BEGIN

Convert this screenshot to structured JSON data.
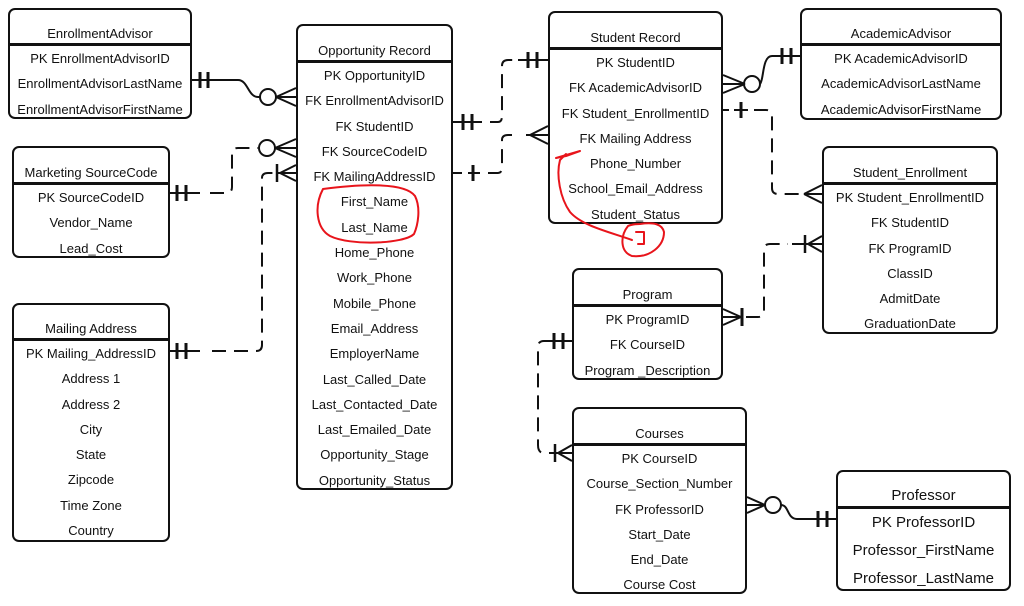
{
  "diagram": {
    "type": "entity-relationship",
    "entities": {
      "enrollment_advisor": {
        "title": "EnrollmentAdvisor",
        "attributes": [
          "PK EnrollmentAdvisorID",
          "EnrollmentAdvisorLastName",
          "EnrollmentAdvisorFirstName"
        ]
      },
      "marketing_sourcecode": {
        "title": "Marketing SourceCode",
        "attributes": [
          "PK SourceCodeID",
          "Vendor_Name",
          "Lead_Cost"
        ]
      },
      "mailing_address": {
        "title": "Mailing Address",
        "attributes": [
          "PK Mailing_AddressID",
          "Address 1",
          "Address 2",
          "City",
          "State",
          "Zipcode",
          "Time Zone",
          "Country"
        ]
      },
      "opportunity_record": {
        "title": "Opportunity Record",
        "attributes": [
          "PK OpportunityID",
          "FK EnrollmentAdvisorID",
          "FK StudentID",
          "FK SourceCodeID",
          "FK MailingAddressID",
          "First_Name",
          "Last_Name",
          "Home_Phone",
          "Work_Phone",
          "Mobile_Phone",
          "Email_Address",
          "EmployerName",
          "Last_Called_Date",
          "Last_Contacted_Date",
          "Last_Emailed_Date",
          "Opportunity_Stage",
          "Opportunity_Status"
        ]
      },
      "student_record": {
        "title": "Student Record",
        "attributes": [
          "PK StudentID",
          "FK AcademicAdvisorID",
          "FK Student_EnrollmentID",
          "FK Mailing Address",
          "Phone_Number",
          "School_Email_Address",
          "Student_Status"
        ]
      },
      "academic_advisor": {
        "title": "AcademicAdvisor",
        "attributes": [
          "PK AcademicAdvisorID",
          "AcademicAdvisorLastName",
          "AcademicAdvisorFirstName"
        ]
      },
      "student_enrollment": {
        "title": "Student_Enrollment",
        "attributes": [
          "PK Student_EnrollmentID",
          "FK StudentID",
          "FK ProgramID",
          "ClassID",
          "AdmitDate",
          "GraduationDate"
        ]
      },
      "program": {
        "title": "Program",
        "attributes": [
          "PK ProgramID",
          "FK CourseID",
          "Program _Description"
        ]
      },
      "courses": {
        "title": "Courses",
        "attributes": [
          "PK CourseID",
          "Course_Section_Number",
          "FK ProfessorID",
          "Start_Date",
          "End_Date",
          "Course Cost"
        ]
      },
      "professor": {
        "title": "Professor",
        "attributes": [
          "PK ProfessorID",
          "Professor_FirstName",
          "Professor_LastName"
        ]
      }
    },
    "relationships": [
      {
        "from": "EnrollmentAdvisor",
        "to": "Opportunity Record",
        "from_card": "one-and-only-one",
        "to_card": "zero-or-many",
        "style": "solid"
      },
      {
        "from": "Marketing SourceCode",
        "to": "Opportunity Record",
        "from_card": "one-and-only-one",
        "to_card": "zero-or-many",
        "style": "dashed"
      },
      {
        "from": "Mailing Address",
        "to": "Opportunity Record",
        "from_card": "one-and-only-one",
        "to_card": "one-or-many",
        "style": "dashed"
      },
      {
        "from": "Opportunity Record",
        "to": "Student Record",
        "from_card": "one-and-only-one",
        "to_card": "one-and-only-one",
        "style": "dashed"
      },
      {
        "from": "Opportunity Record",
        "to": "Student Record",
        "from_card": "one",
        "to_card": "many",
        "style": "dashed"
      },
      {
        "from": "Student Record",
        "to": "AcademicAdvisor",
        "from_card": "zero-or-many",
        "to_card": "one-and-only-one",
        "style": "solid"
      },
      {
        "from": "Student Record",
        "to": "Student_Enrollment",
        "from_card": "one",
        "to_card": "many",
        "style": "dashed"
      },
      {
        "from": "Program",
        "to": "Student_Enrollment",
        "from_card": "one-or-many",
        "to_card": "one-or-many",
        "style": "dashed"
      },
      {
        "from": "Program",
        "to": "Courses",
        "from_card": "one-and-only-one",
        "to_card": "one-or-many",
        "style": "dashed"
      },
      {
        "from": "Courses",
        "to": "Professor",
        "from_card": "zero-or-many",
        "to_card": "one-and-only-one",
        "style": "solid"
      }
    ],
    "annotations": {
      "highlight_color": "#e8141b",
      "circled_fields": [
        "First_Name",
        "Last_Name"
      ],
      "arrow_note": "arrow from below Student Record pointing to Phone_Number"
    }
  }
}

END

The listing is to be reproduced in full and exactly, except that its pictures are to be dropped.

● WRITTEN RESPONSE
Convert this screenshot to structured JSON data.
{
  "diagram": {
    "type": "entity-relationship",
    "entities": {
      "enrollment_advisor": {
        "title": "EnrollmentAdvisor",
        "attributes": [
          "PK EnrollmentAdvisorID",
          "EnrollmentAdvisorLastName",
          "EnrollmentAdvisorFirstName"
        ]
      },
      "marketing_sourcecode": {
        "title": "Marketing SourceCode",
        "attributes": [
          "PK SourceCodeID",
          "Vendor_Name",
          "Lead_Cost"
        ]
      },
      "mailing_address": {
        "title": "Mailing Address",
        "attributes": [
          "PK Mailing_AddressID",
          "Address 1",
          "Address 2",
          "City",
          "State",
          "Zipcode",
          "Time Zone",
          "Country"
        ]
      },
      "opportunity_record": {
        "title": "Opportunity Record",
        "attributes": [
          "PK OpportunityID",
          "FK EnrollmentAdvisorID",
          "FK StudentID",
          "FK SourceCodeID",
          "FK MailingAddressID",
          "First_Name",
          "Last_Name",
          "Home_Phone",
          "Work_Phone",
          "Mobile_Phone",
          "Email_Address",
          "EmployerName",
          "Last_Called_Date",
          "Last_Contacted_Date",
          "Last_Emailed_Date",
          "Opportunity_Stage",
          "Opportunity_Status"
        ]
      },
      "student_record": {
        "title": "Student Record",
        "attributes": [
          "PK StudentID",
          "FK AcademicAdvisorID",
          "FK Student_EnrollmentID",
          "FK Mailing Address",
          "Phone_Number",
          "School_Email_Address",
          "Student_Status"
        ]
      },
      "academic_advisor": {
        "title": "AcademicAdvisor",
        "attributes": [
          "PK AcademicAdvisorID",
          "AcademicAdvisorLastName",
          "AcademicAdvisorFirstName"
        ]
      },
      "student_enrollment": {
        "title": "Student_Enrollment",
        "attributes": [
          "PK Student_EnrollmentID",
          "FK StudentID",
          "FK ProgramID",
          "ClassID",
          "AdmitDate",
          "GraduationDate"
        ]
      },
      "program": {
        "title": "Program",
        "attributes": [
          "PK ProgramID",
          "FK CourseID",
          "Program _Description"
        ]
      },
      "courses": {
        "title": "Courses",
        "attributes": [
          "PK CourseID",
          "Course_Section_Number",
          "FK ProfessorID",
          "Start_Date",
          "End_Date",
          "Course Cost"
        ]
      },
      "professor": {
        "title": "Professor",
        "attributes": [
          "PK ProfessorID",
          "Professor_FirstName",
          "Professor_LastName"
        ]
      }
    },
    "relationships": [
      {
        "from": "EnrollmentAdvisor",
        "to": "Opportunity Record",
        "from_card": "one-and-only-one",
        "to_card": "zero-or-many",
        "style": "solid"
      },
      {
        "from": "Marketing SourceCode",
        "to": "Opportunity Record",
        "from_card": "one-and-only-one",
        "to_card": "zero-or-many",
        "style": "dashed"
      },
      {
        "from": "Mailing Address",
        "to": "Opportunity Record",
        "from_card": "one-and-only-one",
        "to_card": "one-or-many",
        "style": "dashed"
      },
      {
        "from": "Opportunity Record",
        "to": "Student Record",
        "from_card": "one-and-only-one",
        "to_card": "one-and-only-one",
        "style": "dashed"
      },
      {
        "from": "Opportunity Record",
        "to": "Student Record",
        "from_card": "one",
        "to_card": "many",
        "style": "dashed"
      },
      {
        "from": "Student Record",
        "to": "AcademicAdvisor",
        "from_card": "zero-or-many",
        "to_card": "one-and-only-one",
        "style": "solid"
      },
      {
        "from": "Student Record",
        "to": "Student_Enrollment",
        "from_card": "one",
        "to_card": "many",
        "style": "dashed"
      },
      {
        "from": "Program",
        "to": "Student_Enrollment",
        "from_card": "one-or-many",
        "to_card": "one-or-many",
        "style": "dashed"
      },
      {
        "from": "Program",
        "to": "Courses",
        "from_card": "one-and-only-one",
        "to_card": "one-or-many",
        "style": "dashed"
      },
      {
        "from": "Courses",
        "to": "Professor",
        "from_card": "zero-or-many",
        "to_card": "one-and-only-one",
        "style": "solid"
      }
    ],
    "annotations": {
      "highlight_color": "#e8141b",
      "circled_fields": [
        "First_Name",
        "Last_Name"
      ],
      "arrow_note": "arrow from below Student Record pointing to Phone_Number"
    }
  }
}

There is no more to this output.